Speaker 2 00:30:32 Cause it's, it's a bunch of different things that I haven't been able to do. Things like, you know, live kind of live broadcasting. Like that's kind of fun, even though it's only through OBS, it's really fun or, you know, actually distributing a podcast. Like when I found out how easy that was to do, I was like, flabbergasted. I was like, look at this, look at how easy it is. And um, I should've figured cause there's so many podcasts out there, but so there's a lot of things about the podcasts that are really fun. We get to learn stuff. I always enjoy learning things. I always enjoy teaching things to other people.

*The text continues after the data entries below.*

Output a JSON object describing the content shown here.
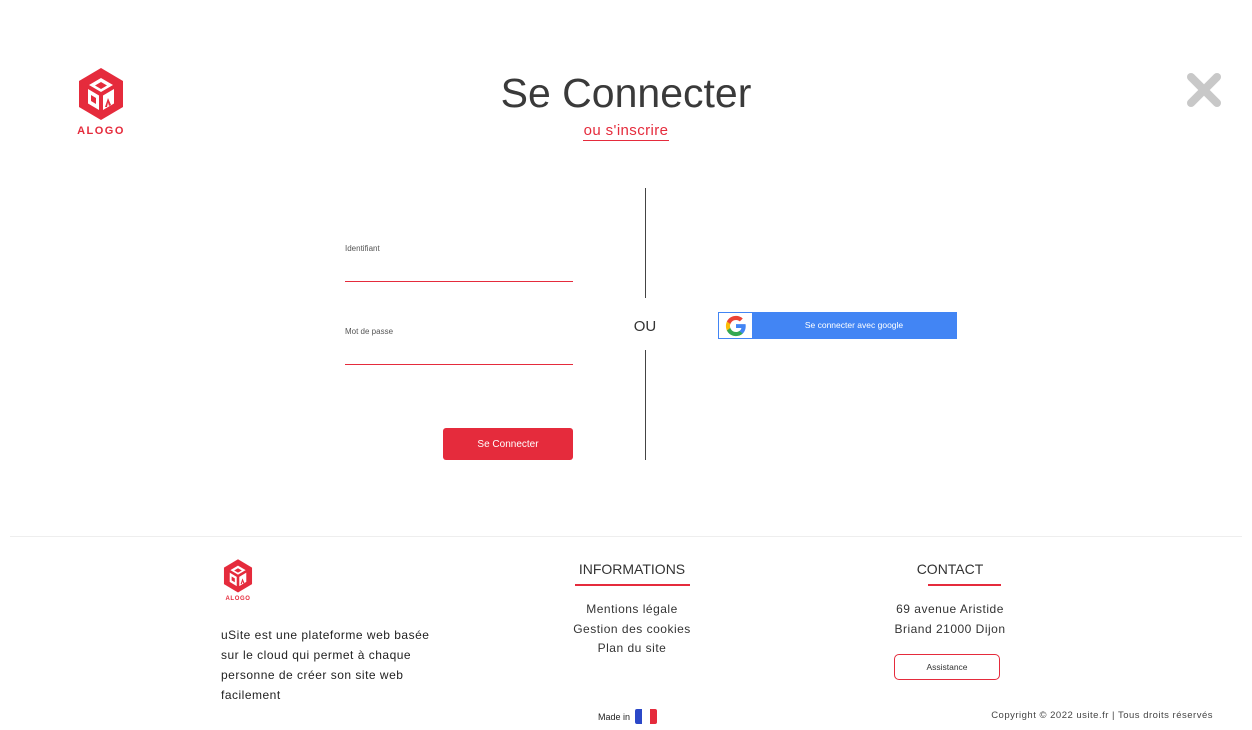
{
  "header": {
    "logo_text": "ALOGO",
    "title": "Se Connecter",
    "subtitle_link": "ou s'inscrire"
  },
  "form": {
    "username_label": "Identifiant",
    "username_value": "",
    "password_label": "Mot de passe",
    "password_value": "",
    "submit_label": "Se Connecter"
  },
  "separator": {
    "text": "OU"
  },
  "google": {
    "label": "Se connecter avec google"
  },
  "footer": {
    "logo_text": "ALOGO",
    "description": "uSite est une plateforme web basée sur le cloud qui permet à chaque personne de créer son site web facilement",
    "informations": {
      "title": "INFORMATIONS",
      "links": [
        "Mentions légale",
        "Gestion des cookies",
        "Plan du site"
      ]
    },
    "contact": {
      "title": "CONTACT",
      "address_line1": "69 avenue Aristide",
      "address_line2": "Briand 21000 Dijon",
      "assistance_label": "Assistance"
    },
    "made_in": "Made in",
    "copyright": "Copyright © 2022 usite.fr | Tous droits réservés"
  },
  "colors": {
    "accent": "#e52b3c",
    "google_blue": "#4285f4",
    "flag": [
      "#2b48c8",
      "#ffffff",
      "#e52b3c"
    ]
  },
  "icons": {
    "logo": "cube-logo-icon",
    "close": "close-x-icon",
    "google": "google-g-icon",
    "flag": "france-flag-icon"
  }
}
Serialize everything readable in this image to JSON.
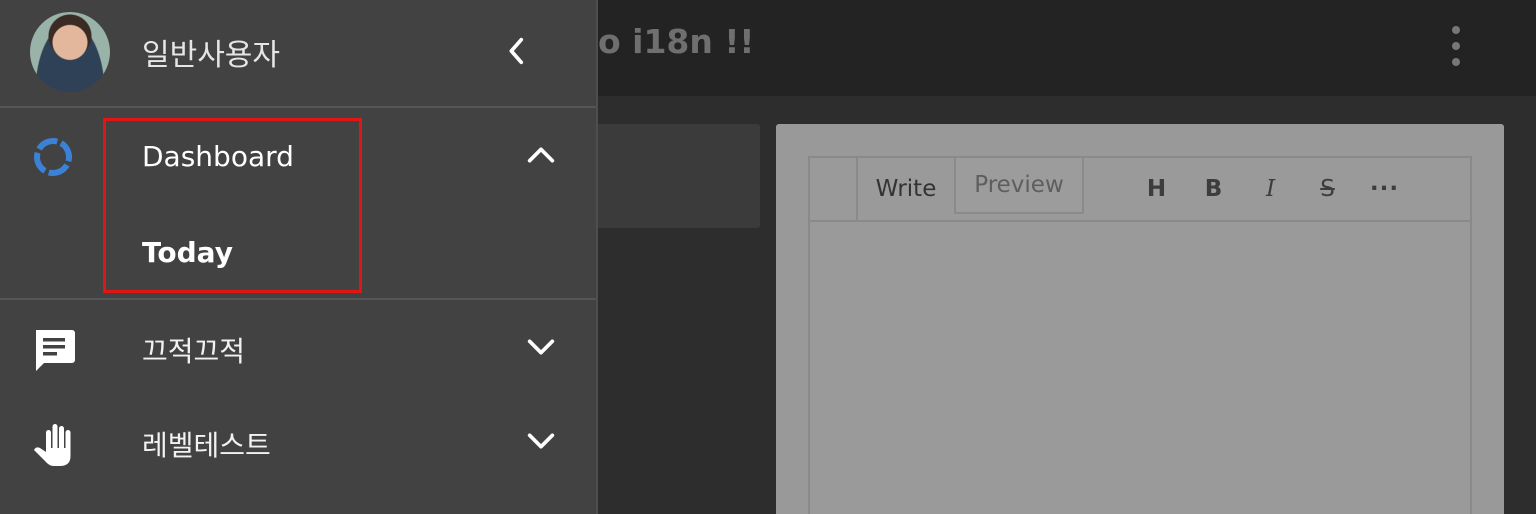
{
  "appbar": {
    "title": "o i18n !!",
    "more_icon": "more-vert-icon"
  },
  "editor": {
    "tabs": [
      {
        "label": "Write"
      },
      {
        "label": "Preview"
      }
    ],
    "format_buttons": [
      {
        "label": "H",
        "icon": "heading-icon"
      },
      {
        "label": "B",
        "icon": "bold-icon"
      },
      {
        "label": "I",
        "icon": "italic-icon"
      },
      {
        "label": "S",
        "icon": "strikethrough-icon"
      },
      {
        "label": "···",
        "icon": "more-horiz-icon"
      }
    ]
  },
  "drawer": {
    "user": {
      "name": "일반사용자",
      "avatar_icon": "avatar"
    },
    "collapse_icon": "chevron-left-icon",
    "groups": [
      {
        "label": "Dashboard",
        "icon": "loading-ring-icon",
        "expanded": true,
        "children": [
          {
            "label": "Today"
          }
        ]
      },
      {
        "label": "끄적끄적",
        "icon": "comment-icon",
        "expanded": false
      },
      {
        "label": "레벨테스트",
        "icon": "hand-icon",
        "expanded": false
      }
    ]
  },
  "colors": {
    "highlight": "#e01515",
    "accent": "#3b82d6",
    "drawer_bg": "#424242"
  }
}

So there's a lot of it that we do in the podcast. That's really fun and really rewarding for me. And I think getting back out and playing music, you know, I think we have to like, just find a way to do it, that won't just run us into the ground again.
Speaker 3 00:31:30 And it's been really exciting for me to watch Ed's expertise and all of his tech knowledge come into play because he has to make so much work in order to make this podcast happen because we are co-hosting from different locations. So I'm, I'm in California and Ed's in Arizona and we're able to do it without the wifi lag through Ed's wizardry
Speaker 2 00:31:56 Ed, if it weren't for you, right? The times I've heard that every day from me. Well folks who are listening, listen, it look how easy it is to become podcasts or stars. You can leave. One industry. All you have to do is tour the United States of America for five years straight, smashing the ground with your, with your musical instruments in five albums later. And you too can become a podcast star ed and Ashley. Thanks for, uh, redoing the show with me again. Where can folks find you to, uh, not only listen to the podcast, but hook onto your Patrion? So our main website is crimes against folk.com. You can go there and find all those subscribe links. Uh, you can, uh, listen to backup episodes. You can see all the notes and it's interesting to go there because we do have like a segment called show and tell. So we put photos up and tell the stories behind them. You can see the photos at the website, which is kind of a fun thing. And our Patrion is just patrion.com/crimes against folk. You can get a lot of bonus stuff there. We tell bonus stories, we share extra knowledge with our tips and tricks. We share a lot of behind the scenes stuff that we do, whether it's in producing music or learning about other stuff that we do for the podcast. So it's definitely worth it. Definitely worth it. Look
Speaker 1 00:33:21 A little music to on only if it's still there. Nice everybody else. It's the audience podcast. You can find us at castles.com/audience. And if you haven't seen the email newsletter go out, uh, a new Academy, uh, this episode will go out in a couple of weeks, but academy.casto.com. You can learn how to become a better podcast, or we get a bunch of resources there as well. Thanks for listening. See you
Speaker 0 00:33:47 In the next episode.